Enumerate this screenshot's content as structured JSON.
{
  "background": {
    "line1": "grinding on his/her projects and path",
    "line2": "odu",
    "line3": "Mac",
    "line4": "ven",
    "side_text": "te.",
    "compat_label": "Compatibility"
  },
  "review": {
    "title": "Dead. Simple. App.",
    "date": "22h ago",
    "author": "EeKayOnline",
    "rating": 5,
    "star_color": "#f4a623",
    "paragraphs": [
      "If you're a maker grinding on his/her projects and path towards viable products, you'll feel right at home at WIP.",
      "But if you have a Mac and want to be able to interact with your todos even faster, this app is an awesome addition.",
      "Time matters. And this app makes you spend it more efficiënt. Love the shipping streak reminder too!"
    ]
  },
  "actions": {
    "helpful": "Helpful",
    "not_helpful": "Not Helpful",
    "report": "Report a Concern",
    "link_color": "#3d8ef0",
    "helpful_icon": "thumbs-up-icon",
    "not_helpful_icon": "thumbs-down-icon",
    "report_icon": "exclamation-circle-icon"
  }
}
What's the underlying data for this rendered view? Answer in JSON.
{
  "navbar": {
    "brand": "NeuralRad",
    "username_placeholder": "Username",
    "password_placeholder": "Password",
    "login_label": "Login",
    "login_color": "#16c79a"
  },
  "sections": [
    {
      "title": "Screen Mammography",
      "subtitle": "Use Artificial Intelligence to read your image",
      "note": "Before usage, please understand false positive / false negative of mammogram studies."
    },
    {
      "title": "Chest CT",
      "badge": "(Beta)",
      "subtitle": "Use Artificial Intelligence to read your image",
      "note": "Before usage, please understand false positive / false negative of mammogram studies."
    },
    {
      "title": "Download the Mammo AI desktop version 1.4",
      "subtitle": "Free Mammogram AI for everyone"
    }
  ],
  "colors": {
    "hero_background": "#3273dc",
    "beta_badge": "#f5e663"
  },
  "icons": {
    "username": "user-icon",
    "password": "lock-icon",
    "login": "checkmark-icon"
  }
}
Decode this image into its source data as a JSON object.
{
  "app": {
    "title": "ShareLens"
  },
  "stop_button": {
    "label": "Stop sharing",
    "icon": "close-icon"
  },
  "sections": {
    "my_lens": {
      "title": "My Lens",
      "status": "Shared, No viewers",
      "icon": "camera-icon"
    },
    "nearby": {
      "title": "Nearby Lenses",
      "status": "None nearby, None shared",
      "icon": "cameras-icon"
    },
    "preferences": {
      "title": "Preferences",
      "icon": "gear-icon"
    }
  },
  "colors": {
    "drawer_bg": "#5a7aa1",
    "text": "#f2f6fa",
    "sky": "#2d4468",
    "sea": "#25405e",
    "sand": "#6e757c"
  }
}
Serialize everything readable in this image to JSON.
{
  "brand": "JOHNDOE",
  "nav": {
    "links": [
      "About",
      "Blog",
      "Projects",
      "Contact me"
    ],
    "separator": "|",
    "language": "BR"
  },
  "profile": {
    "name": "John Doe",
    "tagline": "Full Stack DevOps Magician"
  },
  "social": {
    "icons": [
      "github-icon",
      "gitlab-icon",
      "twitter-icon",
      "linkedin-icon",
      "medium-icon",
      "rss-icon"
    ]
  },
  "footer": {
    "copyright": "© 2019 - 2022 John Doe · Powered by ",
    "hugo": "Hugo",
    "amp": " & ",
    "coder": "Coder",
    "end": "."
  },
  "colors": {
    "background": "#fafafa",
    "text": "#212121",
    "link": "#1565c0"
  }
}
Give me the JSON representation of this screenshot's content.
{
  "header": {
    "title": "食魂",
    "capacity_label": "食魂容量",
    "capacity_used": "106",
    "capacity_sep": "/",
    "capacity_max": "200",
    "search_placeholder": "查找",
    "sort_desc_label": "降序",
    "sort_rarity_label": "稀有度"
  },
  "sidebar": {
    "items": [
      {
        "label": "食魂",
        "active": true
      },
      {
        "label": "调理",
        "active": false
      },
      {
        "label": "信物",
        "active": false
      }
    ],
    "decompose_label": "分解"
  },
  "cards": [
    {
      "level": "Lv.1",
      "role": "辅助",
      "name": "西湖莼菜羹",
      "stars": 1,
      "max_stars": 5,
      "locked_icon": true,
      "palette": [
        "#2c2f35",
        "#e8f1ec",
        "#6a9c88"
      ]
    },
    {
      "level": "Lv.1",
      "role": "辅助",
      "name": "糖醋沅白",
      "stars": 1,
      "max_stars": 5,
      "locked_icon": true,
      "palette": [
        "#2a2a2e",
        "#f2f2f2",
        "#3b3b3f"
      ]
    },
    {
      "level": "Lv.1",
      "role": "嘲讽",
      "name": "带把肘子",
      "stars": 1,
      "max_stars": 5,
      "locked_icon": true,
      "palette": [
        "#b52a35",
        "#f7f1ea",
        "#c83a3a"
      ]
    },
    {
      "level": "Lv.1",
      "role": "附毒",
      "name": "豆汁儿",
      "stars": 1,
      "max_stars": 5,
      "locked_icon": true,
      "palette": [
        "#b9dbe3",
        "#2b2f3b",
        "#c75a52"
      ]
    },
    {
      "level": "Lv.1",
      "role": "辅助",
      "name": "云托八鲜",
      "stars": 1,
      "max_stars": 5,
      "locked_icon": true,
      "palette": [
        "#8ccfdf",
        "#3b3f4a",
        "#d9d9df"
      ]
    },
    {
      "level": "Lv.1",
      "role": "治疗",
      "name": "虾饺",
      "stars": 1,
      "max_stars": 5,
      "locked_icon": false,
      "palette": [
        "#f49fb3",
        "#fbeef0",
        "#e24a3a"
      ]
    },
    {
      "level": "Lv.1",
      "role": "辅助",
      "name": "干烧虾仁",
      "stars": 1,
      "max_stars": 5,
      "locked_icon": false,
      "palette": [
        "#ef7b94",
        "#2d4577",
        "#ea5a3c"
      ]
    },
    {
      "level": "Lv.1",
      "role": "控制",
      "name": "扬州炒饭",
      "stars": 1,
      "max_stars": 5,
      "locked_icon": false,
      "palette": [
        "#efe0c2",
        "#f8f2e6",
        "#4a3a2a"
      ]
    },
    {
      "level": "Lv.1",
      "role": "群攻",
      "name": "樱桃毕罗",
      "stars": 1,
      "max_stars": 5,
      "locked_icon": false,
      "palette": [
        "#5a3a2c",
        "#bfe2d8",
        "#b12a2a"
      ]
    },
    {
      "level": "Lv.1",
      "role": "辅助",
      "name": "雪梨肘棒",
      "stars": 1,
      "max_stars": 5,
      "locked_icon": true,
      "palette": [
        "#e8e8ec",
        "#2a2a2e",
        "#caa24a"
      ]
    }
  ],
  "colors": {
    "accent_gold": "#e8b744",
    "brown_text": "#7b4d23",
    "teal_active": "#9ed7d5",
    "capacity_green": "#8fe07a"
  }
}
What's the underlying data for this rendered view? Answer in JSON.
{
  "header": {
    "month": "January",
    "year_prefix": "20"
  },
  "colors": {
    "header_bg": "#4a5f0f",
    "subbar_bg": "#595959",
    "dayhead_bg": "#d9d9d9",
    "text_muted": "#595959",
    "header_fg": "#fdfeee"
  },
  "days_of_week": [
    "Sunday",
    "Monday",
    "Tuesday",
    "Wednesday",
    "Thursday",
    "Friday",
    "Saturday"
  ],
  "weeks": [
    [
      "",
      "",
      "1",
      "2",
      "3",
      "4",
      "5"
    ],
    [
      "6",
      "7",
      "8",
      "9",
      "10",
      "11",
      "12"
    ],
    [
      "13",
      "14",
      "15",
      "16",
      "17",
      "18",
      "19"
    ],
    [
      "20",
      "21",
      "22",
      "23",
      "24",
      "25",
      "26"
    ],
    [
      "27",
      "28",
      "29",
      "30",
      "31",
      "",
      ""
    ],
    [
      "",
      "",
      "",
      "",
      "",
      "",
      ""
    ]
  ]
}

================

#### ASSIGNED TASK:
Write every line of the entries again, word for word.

#### TASK ANSWER:
Enumerate this screenshot's content as structured JSON.
{
  "background": {
    "line1": "grinding on his/her projects and path",
    "line2": "odu",
    "line3": "Mac",
    "line4": "ven",
    "side_text": "te.",
    "compat_label": "Compatibility"
  },
  "review": {
    "title": "Dead. Simple. App.",
    "date": "22h ago",
    "author": "EeKayOnline",
    "rating": 5,
    "star_color": "#f4a623",
    "paragraphs": [
      "If you're a maker grinding on his/her projects and path towards viable products, you'll feel right at home at WIP.",
      "But if you have a Mac and want to be able to interact with your todos even faster, this app is an awesome addition.",
      "Time matters. And this app makes you spend it more efficiënt. Love the shipping streak reminder too!"
    ]
  },
  "actions": {
    "helpful": "Helpful",
    "not_helpful": "Not Helpful",
    "report": "Report a Concern",
    "link_color": "#3d8ef0",
    "helpful_icon": "thumbs-up-icon",
    "not_helpful_icon": "thumbs-down-icon",
    "report_icon": "exclamation-circle-icon"
  }
}
What's the underlying data for this rendered view? Answer in JSON.
{
  "navbar": {
    "brand": "NeuralRad",
    "username_placeholder": "Username",
    "password_placeholder": "Password",
    "login_label": "Login",
    "login_color": "#16c79a"
  },
  "sections": [
    {
      "title": "Screen Mammography",
      "subtitle": "Use Artificial Intelligence to read your image",
      "note": "Before usage, please understand false positive / false negative of mammogram studies."
    },
    {
      "title": "Chest CT",
      "badge": "(Beta)",
      "subtitle": "Use Artificial Intelligence to read your image",
      "note": "Before usage, please understand false positive / false negative of mammogram studies."
    },
    {
      "title": "Download the Mammo AI desktop version 1.4",
      "subtitle": "Free Mammogram AI for everyone"
    }
  ],
  "colors": {
    "hero_background": "#3273dc",
    "beta_badge": "#f5e663"
  },
  "icons": {
    "username": "user-icon",
    "password": "lock-icon",
    "login": "checkmark-icon"
  }
}
Decode this image into its source data as a JSON object.
{
  "app": {
    "title": "ShareLens"
  },
  "stop_button": {
    "label": "Stop sharing",
    "icon": "close-icon"
  },
  "sections": {
    "my_lens": {
      "title": "My Lens",
      "status": "Shared, No viewers",
      "icon": "camera-icon"
    },
    "nearby": {
      "title": "Nearby Lenses",
      "status": "None nearby, None shared",
      "icon": "cameras-icon"
    },
    "preferences": {
      "title": "Preferences",
      "icon": "gear-icon"
    }
  },
  "colors": {
    "drawer_bg": "#5a7aa1",
    "text": "#f2f6fa",
    "sky": "#2d4468",
    "sea": "#25405e",
    "sand": "#6e757c"
  }
}
Serialize everything readable in this image to JSON.
{
  "brand": "JOHNDOE",
  "nav": {
    "links": [
      "About",
      "Blog",
      "Projects",
      "Contact me"
    ],
    "separator": "|",
    "language": "BR"
  },
  "profile": {
    "name": "John Doe",
    "tagline": "Full Stack DevOps Magician"
  },
  "social": {
    "icons": [
      "github-icon",
      "gitlab-icon",
      "twitter-icon",
      "linkedin-icon",
      "medium-icon",
      "rss-icon"
    ]
  },
  "footer": {
    "copyright": "© 2019 - 2022 John Doe · Powered by ",
    "hugo": "Hugo",
    "amp": " & ",
    "coder": "Coder",
    "end": "."
  },
  "colors": {
    "background": "#fafafa",
    "text": "#212121",
    "link": "#1565c0"
  }
}
Give me the JSON representation of this screenshot's content.
{
  "header": {
    "title": "食魂",
    "capacity_label": "食魂容量",
    "capacity_used": "106",
    "capacity_sep": "/",
    "capacity_max": "200",
    "search_placeholder": "查找",
    "sort_desc_label": "降序",
    "sort_rarity_label": "稀有度"
  },
  "sidebar": {
    "items": [
      {
        "label": "食魂",
        "active": true
      },
      {
        "label": "调理",
        "active": false
      },
      {
        "label": "信物",
        "active": false
      }
    ],
    "decompose_label": "分解"
  },
  "cards": [
    {
      "level": "Lv.1",
      "role": "辅助",
      "name": "西湖莼菜羹",
      "stars": 1,
      "max_stars": 5,
      "locked_icon": true,
      "palette": [
        "#2c2f35",
        "#e8f1ec",
        "#6a9c88"
      ]
    },
    {
      "level": "Lv.1",
      "role": "辅助",
      "name": "糖醋沅白",
      "stars": 1,
      "max_stars": 5,
      "locked_icon": true,
      "palette": [
        "#2a2a2e",
        "#f2f2f2",
        "#3b3b3f"
      ]
    },
    {
      "level": "Lv.1",
      "role": "嘲讽",
      "name": "带把肘子",
      "stars": 1,
      "max_stars": 5,
      "locked_icon": true,
      "palette": [
        "#b52a35",
        "#f7f1ea",
        "#c83a3a"
      ]
    },
    {
      "level": "Lv.1",
      "role": "附毒",
      "name": "豆汁儿",
      "stars": 1,
      "max_stars": 5,
      "locked_icon": true,
      "palette": [
        "#b9dbe3",
        "#2b2f3b",
        "#c75a52"
      ]
    },
    {
      "level": "Lv.1",
      "role": "辅助",
      "name": "云托八鲜",
      "stars": 1,
      "max_stars": 5,
      "locked_icon": true,
      "palette": [
        "#8ccfdf",
        "#3b3f4a",
        "#d9d9df"
      ]
    },
    {
      "level": "Lv.1",
      "role": "治疗",
      "name": "虾饺",
      "stars": 1,
      "max_stars": 5,
      "locked_icon": false,
      "palette": [
        "#f49fb3",
        "#fbeef0",
        "#e24a3a"
      ]
    },
    {
      "level": "Lv.1",
      "role": "辅助",
      "name": "干烧虾仁",
      "stars": 1,
      "max_stars": 5,
      "locked_icon": false,
      "palette": [
        "#ef7b94",
        "#2d4577",
        "#ea5a3c"
      ]
    },
    {
      "level": "Lv.1",
      "role": "控制",
      "name": "扬州炒饭",
      "stars": 1,
      "max_stars": 5,
      "locked_icon": false,
      "palette": [
        "#efe0c2",
        "#f8f2e6",
        "#4a3a2a"
      ]
    },
    {
      "level": "Lv.1",
      "role": "群攻",
      "name": "樱桃毕罗",
      "stars": 1,
      "max_stars": 5,
      "locked_icon": false,
      "palette": [
        "#5a3a2c",
        "#bfe2d8",
        "#b12a2a"
      ]
    },
    {
      "level": "Lv.1",
      "role": "辅助",
      "name": "雪梨肘棒",
      "stars": 1,
      "max_stars": 5,
      "locked_icon": true,
      "palette": [
        "#e8e8ec",
        "#2a2a2e",
        "#caa24a"
      ]
    }
  ],
  "colors": {
    "accent_gold": "#e8b744",
    "brown_text": "#7b4d23",
    "teal_active": "#9ed7d5",
    "capacity_green": "#8fe07a"
  }
}
What's the underlying data for this rendered view? Answer in JSON.
{
  "header": {
    "month": "January",
    "year_prefix": "20"
  },
  "colors": {
    "header_bg": "#4a5f0f",
    "subbar_bg": "#595959",
    "dayhead_bg": "#d9d9d9",
    "text_muted": "#595959",
    "header_fg": "#fdfeee"
  },
  "days_of_week": [
    "Sunday",
    "Monday",
    "Tuesday",
    "Wednesday",
    "Thursday",
    "Friday",
    "Saturday"
  ],
  "weeks": [
    [
      "",
      "",
      "1",
      "2",
      "3",
      "4",
      "5"
    ],
    [
      "6",
      "7",
      "8",
      "9",
      "10",
      "11",
      "12"
    ],
    [
      "13",
      "14",
      "15",
      "16",
      "17",
      "18",
      "19"
    ],
    [
      "20",
      "21",
      "22",
      "23",
      "24",
      "25",
      "26"
    ],
    [
      "27",
      "28",
      "29",
      "30",
      "31",
      "",
      ""
    ],
    [
      "",
      "",
      "",
      "",
      "",
      "",
      ""
    ]
  ]
}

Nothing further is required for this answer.